• [Directions]: Give every line from the entries that contains "Rossa".

Excerpts from a dataset
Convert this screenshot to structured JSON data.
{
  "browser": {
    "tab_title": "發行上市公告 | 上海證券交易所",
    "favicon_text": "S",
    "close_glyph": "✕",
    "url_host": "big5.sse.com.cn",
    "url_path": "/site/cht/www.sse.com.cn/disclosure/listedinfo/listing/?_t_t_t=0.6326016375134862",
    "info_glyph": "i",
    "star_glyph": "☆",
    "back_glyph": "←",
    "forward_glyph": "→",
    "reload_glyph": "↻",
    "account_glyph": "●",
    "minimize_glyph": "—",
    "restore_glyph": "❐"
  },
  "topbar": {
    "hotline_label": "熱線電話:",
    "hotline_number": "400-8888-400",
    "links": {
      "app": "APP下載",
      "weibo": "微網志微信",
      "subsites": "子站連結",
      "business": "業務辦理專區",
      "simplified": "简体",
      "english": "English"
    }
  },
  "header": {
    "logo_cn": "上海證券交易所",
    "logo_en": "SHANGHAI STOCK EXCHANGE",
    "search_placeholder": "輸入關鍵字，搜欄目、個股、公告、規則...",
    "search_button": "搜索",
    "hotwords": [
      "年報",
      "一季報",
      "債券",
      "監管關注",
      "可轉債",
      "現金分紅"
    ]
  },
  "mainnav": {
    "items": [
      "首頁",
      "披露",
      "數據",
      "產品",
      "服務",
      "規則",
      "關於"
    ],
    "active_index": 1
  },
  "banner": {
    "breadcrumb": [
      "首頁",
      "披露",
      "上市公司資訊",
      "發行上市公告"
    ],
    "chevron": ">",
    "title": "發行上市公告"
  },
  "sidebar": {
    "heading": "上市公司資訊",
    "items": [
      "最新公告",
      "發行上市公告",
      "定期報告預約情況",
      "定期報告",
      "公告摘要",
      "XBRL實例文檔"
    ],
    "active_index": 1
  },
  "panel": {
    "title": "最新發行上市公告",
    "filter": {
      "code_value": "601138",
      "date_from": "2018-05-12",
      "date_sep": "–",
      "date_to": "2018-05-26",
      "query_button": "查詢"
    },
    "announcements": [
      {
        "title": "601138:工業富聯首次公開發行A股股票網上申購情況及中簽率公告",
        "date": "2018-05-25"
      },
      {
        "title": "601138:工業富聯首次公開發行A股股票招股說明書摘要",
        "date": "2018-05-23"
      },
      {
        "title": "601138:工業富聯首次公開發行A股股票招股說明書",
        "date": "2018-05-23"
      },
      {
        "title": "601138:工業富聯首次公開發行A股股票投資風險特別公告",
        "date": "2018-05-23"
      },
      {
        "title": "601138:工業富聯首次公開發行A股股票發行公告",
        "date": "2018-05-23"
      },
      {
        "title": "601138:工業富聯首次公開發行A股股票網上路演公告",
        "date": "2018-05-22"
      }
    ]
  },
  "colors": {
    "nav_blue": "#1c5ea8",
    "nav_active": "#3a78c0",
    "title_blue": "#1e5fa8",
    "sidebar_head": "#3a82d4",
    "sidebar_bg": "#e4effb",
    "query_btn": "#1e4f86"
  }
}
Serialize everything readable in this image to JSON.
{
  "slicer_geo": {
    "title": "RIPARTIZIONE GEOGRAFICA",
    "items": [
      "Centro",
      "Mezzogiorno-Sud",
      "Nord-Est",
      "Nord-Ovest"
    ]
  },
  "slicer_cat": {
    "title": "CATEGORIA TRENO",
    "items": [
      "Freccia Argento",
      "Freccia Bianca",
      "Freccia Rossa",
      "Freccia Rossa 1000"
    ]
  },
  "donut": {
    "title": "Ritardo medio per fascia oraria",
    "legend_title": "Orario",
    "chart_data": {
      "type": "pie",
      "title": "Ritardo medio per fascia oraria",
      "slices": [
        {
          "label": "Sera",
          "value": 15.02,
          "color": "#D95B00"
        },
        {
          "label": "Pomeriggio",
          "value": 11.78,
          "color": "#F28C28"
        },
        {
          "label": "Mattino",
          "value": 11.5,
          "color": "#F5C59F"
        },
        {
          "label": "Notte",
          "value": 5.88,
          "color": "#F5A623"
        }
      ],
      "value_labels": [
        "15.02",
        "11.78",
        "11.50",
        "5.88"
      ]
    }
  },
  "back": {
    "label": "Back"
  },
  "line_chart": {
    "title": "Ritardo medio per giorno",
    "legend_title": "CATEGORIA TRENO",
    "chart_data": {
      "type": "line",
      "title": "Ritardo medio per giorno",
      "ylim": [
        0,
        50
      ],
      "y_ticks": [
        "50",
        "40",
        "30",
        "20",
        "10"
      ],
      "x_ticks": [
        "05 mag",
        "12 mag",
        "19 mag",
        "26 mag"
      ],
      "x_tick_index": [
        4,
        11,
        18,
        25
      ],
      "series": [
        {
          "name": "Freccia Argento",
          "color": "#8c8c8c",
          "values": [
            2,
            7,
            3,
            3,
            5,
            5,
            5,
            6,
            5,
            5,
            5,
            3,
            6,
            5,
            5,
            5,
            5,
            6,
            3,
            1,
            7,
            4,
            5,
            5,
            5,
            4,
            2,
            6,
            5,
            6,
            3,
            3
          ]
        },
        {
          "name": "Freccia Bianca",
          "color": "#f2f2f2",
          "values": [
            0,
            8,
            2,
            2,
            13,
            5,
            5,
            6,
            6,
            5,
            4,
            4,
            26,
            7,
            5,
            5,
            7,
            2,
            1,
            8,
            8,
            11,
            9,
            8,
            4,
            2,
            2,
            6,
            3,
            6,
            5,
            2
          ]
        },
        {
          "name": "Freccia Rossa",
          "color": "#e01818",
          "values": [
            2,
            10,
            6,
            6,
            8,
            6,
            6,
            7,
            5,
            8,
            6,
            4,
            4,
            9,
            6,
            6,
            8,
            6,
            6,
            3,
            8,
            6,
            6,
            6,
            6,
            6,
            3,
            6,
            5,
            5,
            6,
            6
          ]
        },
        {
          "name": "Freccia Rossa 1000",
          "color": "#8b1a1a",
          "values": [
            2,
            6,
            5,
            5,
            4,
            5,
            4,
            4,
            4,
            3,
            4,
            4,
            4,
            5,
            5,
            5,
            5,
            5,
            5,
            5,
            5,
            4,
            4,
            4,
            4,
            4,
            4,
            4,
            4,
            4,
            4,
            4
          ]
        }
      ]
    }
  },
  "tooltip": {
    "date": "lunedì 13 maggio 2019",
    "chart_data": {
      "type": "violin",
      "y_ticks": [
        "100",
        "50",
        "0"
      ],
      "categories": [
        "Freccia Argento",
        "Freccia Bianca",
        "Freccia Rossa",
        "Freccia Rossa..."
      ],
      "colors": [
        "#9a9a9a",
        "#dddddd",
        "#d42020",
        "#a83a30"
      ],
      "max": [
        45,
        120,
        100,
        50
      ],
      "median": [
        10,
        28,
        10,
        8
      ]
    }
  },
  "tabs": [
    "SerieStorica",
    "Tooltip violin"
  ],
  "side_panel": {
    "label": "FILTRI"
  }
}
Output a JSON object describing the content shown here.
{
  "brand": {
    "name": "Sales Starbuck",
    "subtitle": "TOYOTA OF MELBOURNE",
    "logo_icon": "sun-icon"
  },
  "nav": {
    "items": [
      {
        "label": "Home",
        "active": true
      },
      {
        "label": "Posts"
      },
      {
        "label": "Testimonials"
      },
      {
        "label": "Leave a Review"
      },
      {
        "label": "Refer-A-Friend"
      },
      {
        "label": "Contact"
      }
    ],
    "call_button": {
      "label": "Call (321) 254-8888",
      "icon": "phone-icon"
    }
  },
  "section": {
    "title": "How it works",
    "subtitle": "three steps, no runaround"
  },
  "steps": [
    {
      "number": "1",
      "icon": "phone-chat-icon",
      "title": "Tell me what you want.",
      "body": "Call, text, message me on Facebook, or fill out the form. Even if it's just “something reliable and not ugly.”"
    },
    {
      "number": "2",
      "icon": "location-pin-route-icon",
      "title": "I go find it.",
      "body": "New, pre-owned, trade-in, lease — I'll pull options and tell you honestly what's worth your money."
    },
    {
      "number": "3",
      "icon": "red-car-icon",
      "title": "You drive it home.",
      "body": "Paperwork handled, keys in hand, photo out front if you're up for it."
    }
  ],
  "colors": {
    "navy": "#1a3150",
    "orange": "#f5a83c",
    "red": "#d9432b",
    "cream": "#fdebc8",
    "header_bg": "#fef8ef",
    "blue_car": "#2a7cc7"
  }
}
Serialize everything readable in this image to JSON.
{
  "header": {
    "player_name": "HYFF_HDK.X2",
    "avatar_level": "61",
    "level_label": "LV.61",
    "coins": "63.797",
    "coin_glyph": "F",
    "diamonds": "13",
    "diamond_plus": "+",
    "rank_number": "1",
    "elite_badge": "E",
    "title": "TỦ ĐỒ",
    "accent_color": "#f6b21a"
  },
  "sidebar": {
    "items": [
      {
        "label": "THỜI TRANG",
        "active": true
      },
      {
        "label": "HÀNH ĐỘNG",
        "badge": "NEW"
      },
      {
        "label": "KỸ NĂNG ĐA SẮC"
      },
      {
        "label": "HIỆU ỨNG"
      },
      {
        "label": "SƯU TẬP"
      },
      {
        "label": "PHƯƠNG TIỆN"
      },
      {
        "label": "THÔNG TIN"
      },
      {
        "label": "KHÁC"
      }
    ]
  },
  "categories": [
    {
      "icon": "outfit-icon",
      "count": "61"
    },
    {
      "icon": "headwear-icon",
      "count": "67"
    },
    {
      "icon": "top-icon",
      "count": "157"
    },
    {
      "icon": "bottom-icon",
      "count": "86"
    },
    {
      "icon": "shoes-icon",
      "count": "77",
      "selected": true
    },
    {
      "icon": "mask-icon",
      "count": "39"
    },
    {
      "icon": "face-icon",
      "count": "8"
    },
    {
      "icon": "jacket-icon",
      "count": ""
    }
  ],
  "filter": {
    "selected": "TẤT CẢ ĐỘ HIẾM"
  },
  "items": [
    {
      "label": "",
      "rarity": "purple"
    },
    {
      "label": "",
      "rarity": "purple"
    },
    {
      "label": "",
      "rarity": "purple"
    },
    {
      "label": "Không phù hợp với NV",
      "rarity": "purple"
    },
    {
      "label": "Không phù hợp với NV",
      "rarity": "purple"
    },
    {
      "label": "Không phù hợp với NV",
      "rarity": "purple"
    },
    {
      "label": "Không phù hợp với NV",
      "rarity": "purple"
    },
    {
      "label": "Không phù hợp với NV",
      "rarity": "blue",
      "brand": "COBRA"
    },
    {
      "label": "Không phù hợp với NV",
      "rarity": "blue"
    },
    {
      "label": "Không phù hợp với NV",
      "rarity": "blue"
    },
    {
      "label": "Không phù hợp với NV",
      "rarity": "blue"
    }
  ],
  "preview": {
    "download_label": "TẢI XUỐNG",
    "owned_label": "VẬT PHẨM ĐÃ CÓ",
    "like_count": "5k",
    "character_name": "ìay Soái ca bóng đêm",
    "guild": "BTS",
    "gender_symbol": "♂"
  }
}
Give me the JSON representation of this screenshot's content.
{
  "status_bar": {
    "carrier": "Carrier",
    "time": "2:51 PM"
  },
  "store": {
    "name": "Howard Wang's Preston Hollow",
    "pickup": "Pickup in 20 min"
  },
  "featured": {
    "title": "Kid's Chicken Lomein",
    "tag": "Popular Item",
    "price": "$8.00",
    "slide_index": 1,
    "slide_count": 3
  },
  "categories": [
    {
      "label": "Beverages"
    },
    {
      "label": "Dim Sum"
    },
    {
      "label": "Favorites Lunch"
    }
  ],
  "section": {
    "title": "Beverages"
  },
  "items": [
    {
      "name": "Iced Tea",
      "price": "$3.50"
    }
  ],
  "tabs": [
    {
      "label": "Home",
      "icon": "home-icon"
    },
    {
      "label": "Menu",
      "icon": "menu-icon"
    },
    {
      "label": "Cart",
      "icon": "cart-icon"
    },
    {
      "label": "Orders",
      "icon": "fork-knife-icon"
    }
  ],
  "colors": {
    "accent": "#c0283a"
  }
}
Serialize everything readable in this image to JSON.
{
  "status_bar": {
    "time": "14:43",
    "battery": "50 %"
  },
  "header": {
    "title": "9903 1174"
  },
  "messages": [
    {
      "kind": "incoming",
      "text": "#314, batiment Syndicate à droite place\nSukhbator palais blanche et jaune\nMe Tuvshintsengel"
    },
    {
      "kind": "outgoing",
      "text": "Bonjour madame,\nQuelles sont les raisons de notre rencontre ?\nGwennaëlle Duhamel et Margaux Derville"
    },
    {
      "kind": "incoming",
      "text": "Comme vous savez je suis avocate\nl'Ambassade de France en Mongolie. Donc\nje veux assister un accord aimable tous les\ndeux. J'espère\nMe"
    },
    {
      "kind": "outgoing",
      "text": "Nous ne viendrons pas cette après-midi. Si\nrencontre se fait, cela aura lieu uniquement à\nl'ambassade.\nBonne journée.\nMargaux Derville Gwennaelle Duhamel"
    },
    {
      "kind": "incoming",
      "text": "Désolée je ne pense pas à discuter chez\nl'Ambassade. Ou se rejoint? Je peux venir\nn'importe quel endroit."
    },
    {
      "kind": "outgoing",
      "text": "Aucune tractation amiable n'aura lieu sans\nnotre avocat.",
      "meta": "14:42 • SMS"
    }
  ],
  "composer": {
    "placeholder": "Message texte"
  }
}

• [Exercise answer]:
      "Freccia Rossa",
      "Freccia Rossa 1000"
          "name": "Freccia Rossa",
          "name": "Freccia Rossa 1000",
        "Freccia Rossa",
        "Freccia Rossa..."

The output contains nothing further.